Certain objects come into our possession by gift or inheritance. Some come to us as chance or fortune puts them in our way. Still others we search out on our own, with more or less determination, more or less patience, and more or less success. Among those objects I’m always looking for are Rose Macaulay novels. The only one in print in the United States, I think, is The Towers of Trebizond. Beyond that, you’ll have to snoop at length through used bookshops – unless, that is, you want to cheat and place an order online, which is something like driving out to the woods with a hunting rifle but stopping instead at the local grocery store for venison steaks.
In addition to The Towers of Trebizond, which was my introduction to Macaulay, I’ve managed over the years to bag copies of Crewe Train (a personal favorite), The World My Wilderness (not a personal favorite) and They Were Defeated, plus a few of her non-fiction titles. Not long ago, however, one of my fellow Rose Macaulay enthusiasts in Northern California must have died (there can’t be many of us left), because a used bookshop I frequent suddenly had maybe a dozen dusty hardbound titles in the stacks.
Imagine my astonishment, my bewildered joy. Among the non-fiction was a pristine copy of Pleasure of Ruins, as well as her travel books The Fabled Shore and They Went to Portugal. Among the novels there was Potterism – in bad decay – and Told by an Idiot, and I Would Be Private. These last two I brought home with me, though I’m sorry to say that the bookseller knew what he had on the shelf (he was also trying to sell them online) and didn’t part with them cheaply.
I read Told by an Idiot a week or two ago. It was great fun, from Macaulay’s strong, comic period of the 1920s. What I want to comment on, however, is not the story but an ex libris mark I discovered on the first page of the book. In fading ink and a nice, calligraphic hand, it reads: “Alec Waugh, Edrington, Berks.”
Waugh is not a common name. Did Evelyn Waugh have a brother Alec? A few minutes of research confirmed it. Alec Waugh was also a novelist, though not as successful as his younger brother. Alexander Waugh (Evelyn’s grandson) chronicles several generations of Waugh family gossip in Fathers and Sons and reports that Alec’s wife Joan inherited a great deal of money when her father died in the early 1930s. With it she bought an old house near Silchester in Berkshire, which she named Edrington. Alec and Joan had a troubled marriage but he used Edrington as a sort of home base for several years. He liked to keep a strict dividing line between his possessions and her possessions, his money and her money. He insisted on paying a monthly fee for drinking her wine.

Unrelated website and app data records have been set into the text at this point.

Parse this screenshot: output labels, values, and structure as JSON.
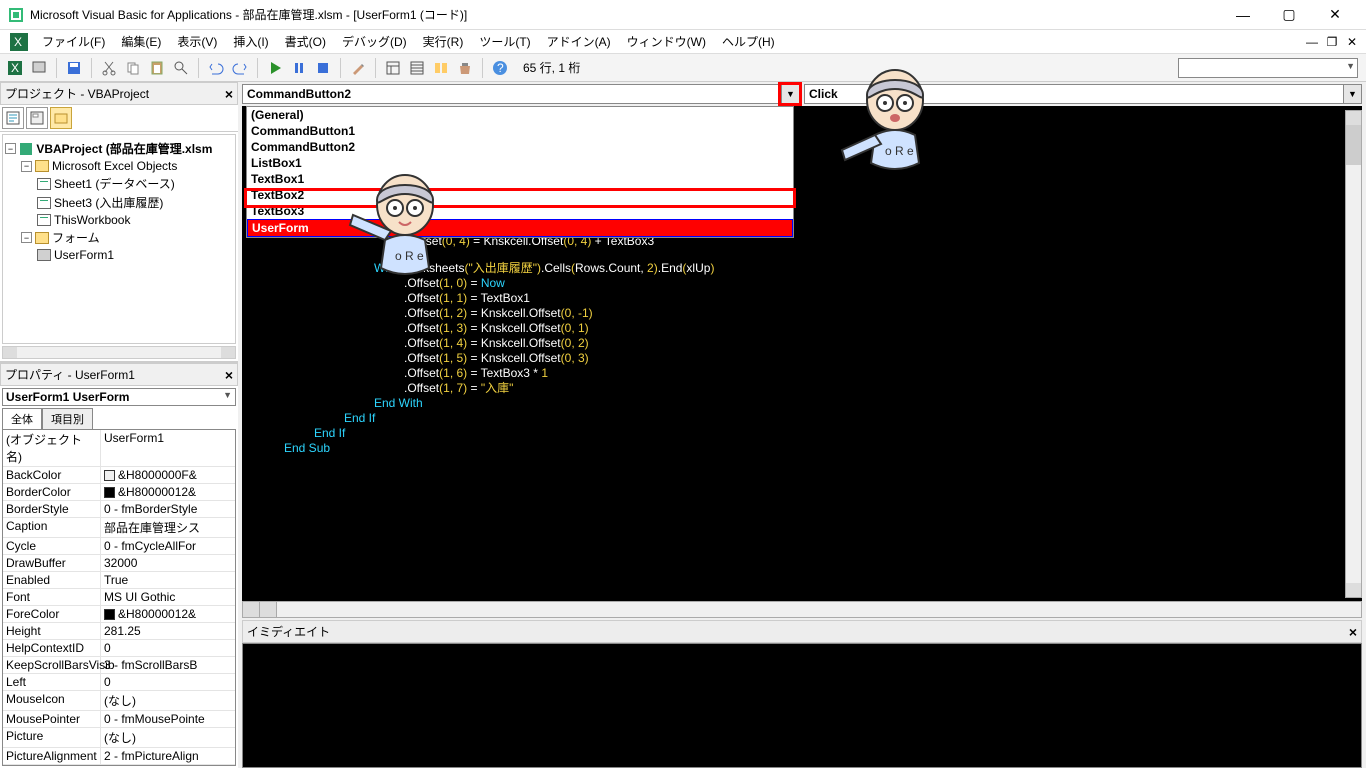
{
  "title": "Microsoft Visual Basic for Applications - 部品在庫管理.xlsm - [UserForm1 (コード)]",
  "menus": {
    "file": "ファイル(F)",
    "edit": "編集(E)",
    "view": "表示(V)",
    "insert": "挿入(I)",
    "format": "書式(O)",
    "debug": "デバッグ(D)",
    "run": "実行(R)",
    "tools": "ツール(T)",
    "addins": "アドイン(A)",
    "window": "ウィンドウ(W)",
    "help": "ヘルプ(H)"
  },
  "toolbar": {
    "location": "65 行, 1 桁"
  },
  "project": {
    "pane_title": "プロジェクト - VBAProject",
    "root": "VBAProject (部品在庫管理.xlsm",
    "excel_objects": "Microsoft Excel Objects",
    "sheets": [
      "Sheet1 (データベース)",
      "Sheet3 (入出庫履歴)",
      "ThisWorkbook"
    ],
    "forms_folder": "フォーム",
    "forms": [
      "UserForm1"
    ]
  },
  "properties": {
    "pane_title": "プロパティ - UserForm1",
    "combo_label": "UserForm1 UserForm",
    "tabs": [
      "全体",
      "項目別"
    ],
    "rows": [
      {
        "n": "(オブジェクト名)",
        "v": "UserForm1"
      },
      {
        "n": "BackColor",
        "v": "&H8000000F&",
        "sw": "#f0f0f0"
      },
      {
        "n": "BorderColor",
        "v": "&H80000012&",
        "sw": "#000000"
      },
      {
        "n": "BorderStyle",
        "v": "0 - fmBorderStyle"
      },
      {
        "n": "Caption",
        "v": "部品在庫管理シス"
      },
      {
        "n": "Cycle",
        "v": "0 - fmCycleAllFor"
      },
      {
        "n": "DrawBuffer",
        "v": "32000"
      },
      {
        "n": "Enabled",
        "v": "True"
      },
      {
        "n": "Font",
        "v": "MS UI Gothic"
      },
      {
        "n": "ForeColor",
        "v": "&H80000012&",
        "sw": "#000000"
      },
      {
        "n": "Height",
        "v": "281.25"
      },
      {
        "n": "HelpContextID",
        "v": "0"
      },
      {
        "n": "KeepScrollBarsVisib",
        "v": "3 - fmScrollBarsB"
      },
      {
        "n": "Left",
        "v": "0"
      },
      {
        "n": "MouseIcon",
        "v": "(なし)"
      },
      {
        "n": "MousePointer",
        "v": "0 - fmMousePointe"
      },
      {
        "n": "Picture",
        "v": "(なし)"
      },
      {
        "n": "PictureAlignment",
        "v": "2 - fmPictureAlign"
      }
    ]
  },
  "code_dropdown": {
    "left_value": "CommandButton2",
    "right_value": "Click",
    "items": [
      "(General)",
      "CommandButton1",
      "CommandButton2",
      "ListBox1",
      "TextBox1",
      "TextBox2",
      "TextBox3",
      "UserForm"
    ]
  },
  "code_lines": [
    {
      "indent": 5,
      "parts": [
        {
          "t": "l.Offset",
          "c": ""
        },
        {
          "t": "(",
          "c": "gold"
        },
        {
          "t": "0, 4",
          "c": "num"
        },
        {
          "t": ")",
          "c": "gold"
        },
        {
          "t": " = Knskcell.Offset",
          "c": ""
        },
        {
          "t": "(",
          "c": "gold"
        },
        {
          "t": "0, 4",
          "c": "num"
        },
        {
          "t": ")",
          "c": "gold"
        },
        {
          "t": " + TextBox3",
          "c": ""
        }
      ]
    },
    {
      "indent": 4,
      "parts": [
        {
          "t": "With",
          "c": "kw"
        },
        {
          "t": " Worksheets",
          "c": ""
        },
        {
          "t": "(",
          "c": "gold"
        },
        {
          "t": "\"入出庫履歴\"",
          "c": "str"
        },
        {
          "t": ")",
          "c": "gold"
        },
        {
          "t": ".Cells",
          "c": ""
        },
        {
          "t": "(",
          "c": "gold"
        },
        {
          "t": "Rows.Count, ",
          "c": ""
        },
        {
          "t": "2",
          "c": "num"
        },
        {
          "t": ")",
          "c": "gold"
        },
        {
          "t": ".End",
          "c": ""
        },
        {
          "t": "(",
          "c": "gold"
        },
        {
          "t": "xlUp",
          "c": ""
        },
        {
          "t": ")",
          "c": "gold"
        }
      ]
    },
    {
      "indent": 5,
      "parts": [
        {
          "t": ".Offset",
          "c": ""
        },
        {
          "t": "(",
          "c": "gold"
        },
        {
          "t": "1, 0",
          "c": "num"
        },
        {
          "t": ")",
          "c": "gold"
        },
        {
          "t": " = ",
          "c": ""
        },
        {
          "t": "Now",
          "c": "kw"
        }
      ]
    },
    {
      "indent": 5,
      "parts": [
        {
          "t": ".Offset",
          "c": ""
        },
        {
          "t": "(",
          "c": "gold"
        },
        {
          "t": "1, 1",
          "c": "num"
        },
        {
          "t": ")",
          "c": "gold"
        },
        {
          "t": " = TextBox1",
          "c": ""
        }
      ]
    },
    {
      "indent": 5,
      "parts": [
        {
          "t": ".Offset",
          "c": ""
        },
        {
          "t": "(",
          "c": "gold"
        },
        {
          "t": "1, 2",
          "c": "num"
        },
        {
          "t": ")",
          "c": "gold"
        },
        {
          "t": " = Knskcell.Offset",
          "c": ""
        },
        {
          "t": "(",
          "c": "gold"
        },
        {
          "t": "0, -1",
          "c": "num"
        },
        {
          "t": ")",
          "c": "gold"
        }
      ]
    },
    {
      "indent": 5,
      "parts": [
        {
          "t": ".Offset",
          "c": ""
        },
        {
          "t": "(",
          "c": "gold"
        },
        {
          "t": "1, 3",
          "c": "num"
        },
        {
          "t": ")",
          "c": "gold"
        },
        {
          "t": " = Knskcell.Offset",
          "c": ""
        },
        {
          "t": "(",
          "c": "gold"
        },
        {
          "t": "0, 1",
          "c": "num"
        },
        {
          "t": ")",
          "c": "gold"
        }
      ]
    },
    {
      "indent": 5,
      "parts": [
        {
          "t": ".Offset",
          "c": ""
        },
        {
          "t": "(",
          "c": "gold"
        },
        {
          "t": "1, 4",
          "c": "num"
        },
        {
          "t": ")",
          "c": "gold"
        },
        {
          "t": " = Knskcell.Offset",
          "c": ""
        },
        {
          "t": "(",
          "c": "gold"
        },
        {
          "t": "0, 2",
          "c": "num"
        },
        {
          "t": ")",
          "c": "gold"
        }
      ]
    },
    {
      "indent": 5,
      "parts": [
        {
          "t": ".Offset",
          "c": ""
        },
        {
          "t": "(",
          "c": "gold"
        },
        {
          "t": "1, 5",
          "c": "num"
        },
        {
          "t": ")",
          "c": "gold"
        },
        {
          "t": " = Knskcell.Offset",
          "c": ""
        },
        {
          "t": "(",
          "c": "gold"
        },
        {
          "t": "0, 3",
          "c": "num"
        },
        {
          "t": ")",
          "c": "gold"
        }
      ]
    },
    {
      "indent": 5,
      "parts": [
        {
          "t": ".Offset",
          "c": ""
        },
        {
          "t": "(",
          "c": "gold"
        },
        {
          "t": "1, 6",
          "c": "num"
        },
        {
          "t": ")",
          "c": "gold"
        },
        {
          "t": " = TextBox3 * ",
          "c": ""
        },
        {
          "t": "1",
          "c": "num"
        }
      ]
    },
    {
      "indent": 5,
      "parts": [
        {
          "t": ".Offset",
          "c": ""
        },
        {
          "t": "(",
          "c": "gold"
        },
        {
          "t": "1, 7",
          "c": "num"
        },
        {
          "t": ")",
          "c": "gold"
        },
        {
          "t": " = ",
          "c": ""
        },
        {
          "t": "\"入庫\"",
          "c": "str"
        }
      ]
    },
    {
      "indent": 4,
      "parts": [
        {
          "t": "End With",
          "c": "kw"
        }
      ]
    },
    {
      "indent": 3,
      "parts": [
        {
          "t": "End If",
          "c": "kw"
        }
      ]
    },
    {
      "indent": 2,
      "parts": [
        {
          "t": "End If",
          "c": "kw"
        }
      ]
    },
    {
      "indent": 1,
      "parts": [
        {
          "t": "End Sub",
          "c": "kw"
        }
      ]
    }
  ],
  "immediate": {
    "title": "イミディエイト"
  }
}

The book appears to have belonged to him, but I still have questions. It’s a first edition (W. Collins Sons, London, 1923), with “Review Copy” stamped on the title page. Was Alec Waugh the first owner of the book? Did he write a review of it? Did he own it for some years but only write his name in it when moving to Edrington (ten years after the date of publication), so as to keep his books separate from those of his wife? And how did the book come to the United States? How did the book’s owner prior to myself get hold of it? None of the other Macaulay titles from the bookshop were inscribed by Waugh.

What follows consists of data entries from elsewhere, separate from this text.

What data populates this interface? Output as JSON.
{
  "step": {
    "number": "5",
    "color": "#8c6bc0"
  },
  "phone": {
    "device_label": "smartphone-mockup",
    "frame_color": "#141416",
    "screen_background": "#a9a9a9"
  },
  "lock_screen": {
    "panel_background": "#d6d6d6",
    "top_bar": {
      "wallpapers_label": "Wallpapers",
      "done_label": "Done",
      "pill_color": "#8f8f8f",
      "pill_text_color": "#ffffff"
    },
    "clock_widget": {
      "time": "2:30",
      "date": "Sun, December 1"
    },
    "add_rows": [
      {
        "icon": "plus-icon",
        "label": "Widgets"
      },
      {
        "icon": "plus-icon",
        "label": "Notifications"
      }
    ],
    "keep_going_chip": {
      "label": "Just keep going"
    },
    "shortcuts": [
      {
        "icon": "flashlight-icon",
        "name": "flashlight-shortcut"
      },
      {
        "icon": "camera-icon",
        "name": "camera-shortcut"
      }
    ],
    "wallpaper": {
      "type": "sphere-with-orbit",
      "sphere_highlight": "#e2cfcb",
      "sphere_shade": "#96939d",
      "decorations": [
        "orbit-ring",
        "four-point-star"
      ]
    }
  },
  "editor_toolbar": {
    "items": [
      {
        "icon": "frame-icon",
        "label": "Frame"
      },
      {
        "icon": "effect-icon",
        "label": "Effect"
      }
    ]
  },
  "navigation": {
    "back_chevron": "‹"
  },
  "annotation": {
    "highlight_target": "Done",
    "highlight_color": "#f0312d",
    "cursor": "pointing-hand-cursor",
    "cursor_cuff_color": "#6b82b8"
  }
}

Books, considered as objects, may be as inscrutable as people. The lives of books may be as various and particular as the lives of people. As artifacts of human culture, over time they become strangely humanlike. Their biographies are perhaps hinted at by outward signs, but these never tell more than a fraction of their story, and the tale of their outward lives may have no bearing at all to the plot and the characters they contain. It’s getting to be an old game, playing the Luddite and bemoaning the rise of electronic books. But this is where they fail. In order to be a human object, a book must first of all be an object.